Dataset rows describing interfaces
------------
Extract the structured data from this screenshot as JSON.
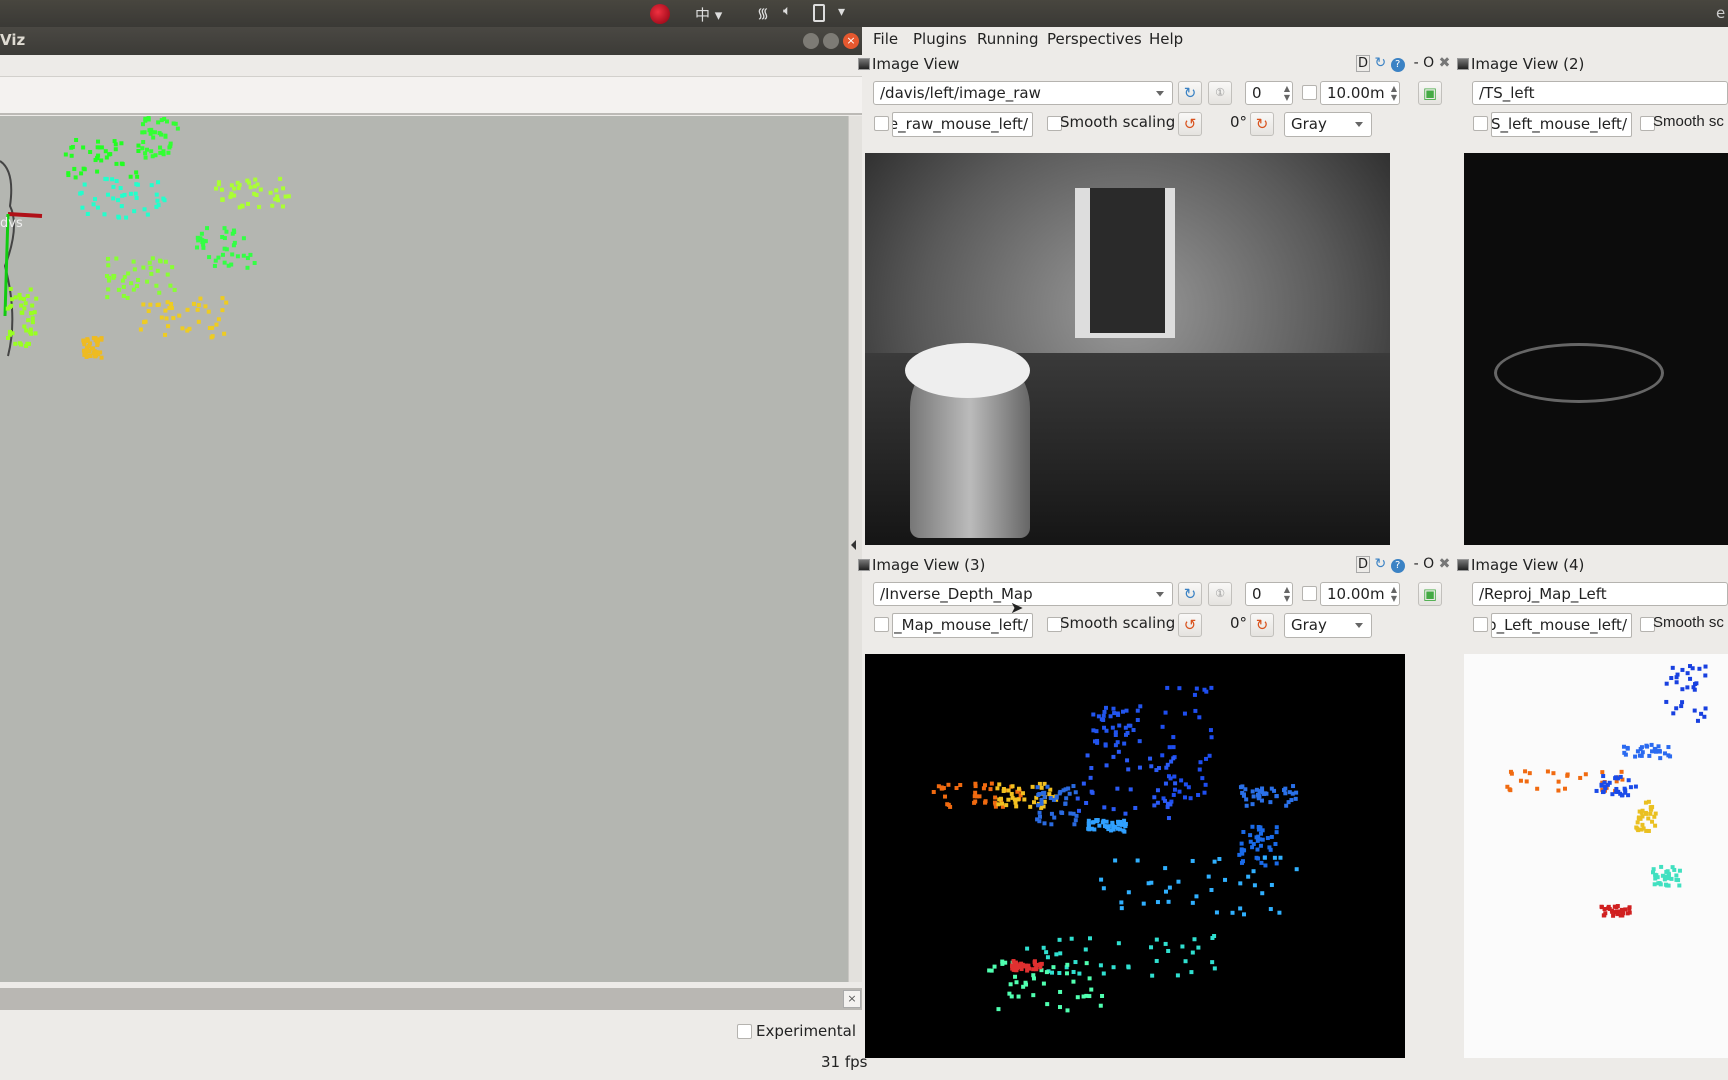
{
  "system_tray": {
    "input_method": "中",
    "icons": [
      "record-indicator-icon",
      "wifi-icon",
      "volume-icon",
      "battery-icon",
      "menu-arrow-icon"
    ],
    "right_edge_text": "e"
  },
  "rviz": {
    "title": "Viz",
    "axis_label": "dvs",
    "experimental_label": "Experimental",
    "fps": "31 fps",
    "close_glyph": "×"
  },
  "menu": [
    "File",
    "Plugins",
    "Running",
    "Perspectives",
    "Help"
  ],
  "views": [
    {
      "title": "Image View",
      "topic": "/davis/left/image_raw",
      "mouse_topic": "/davis/left/image_raw_mouse_left",
      "num": "0",
      "range": "10.00m",
      "smooth": "Smooth scaling",
      "rotation": "0°",
      "colormap": "Gray"
    },
    {
      "title": "Image View (2)",
      "topic": "/TS_left",
      "mouse_topic": "/TS_left_mouse_left",
      "smooth": "Smooth sc"
    },
    {
      "title": "Image View (3)",
      "topic": "/Inverse_Depth_Map",
      "mouse_topic": "/Inverse_Depth_Map_mouse_left",
      "num": "0",
      "range": "10.00m",
      "smooth": "Smooth scaling",
      "rotation": "0°",
      "colormap": "Gray"
    },
    {
      "title": "Image View (4)",
      "topic": "/Reproj_Map_Left",
      "mouse_topic": "/Reproj_Map_Left_mouse_left",
      "smooth": "Smooth sc"
    }
  ],
  "dock_buttons": {
    "d": "D",
    "minimize": "-",
    "float": "O",
    "close": "✖"
  },
  "colors": {
    "accent_red": "#c0151f",
    "refresh_blue": "#3b82c4",
    "rotate_orange": "#d9531e"
  }
}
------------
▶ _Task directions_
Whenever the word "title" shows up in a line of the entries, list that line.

▶ _Reply_
    "title": "Viz",
      "title": "Image View",
      "title": "Image View (2)",
      "title": "Image View (3)",
      "title": "Image View (4)",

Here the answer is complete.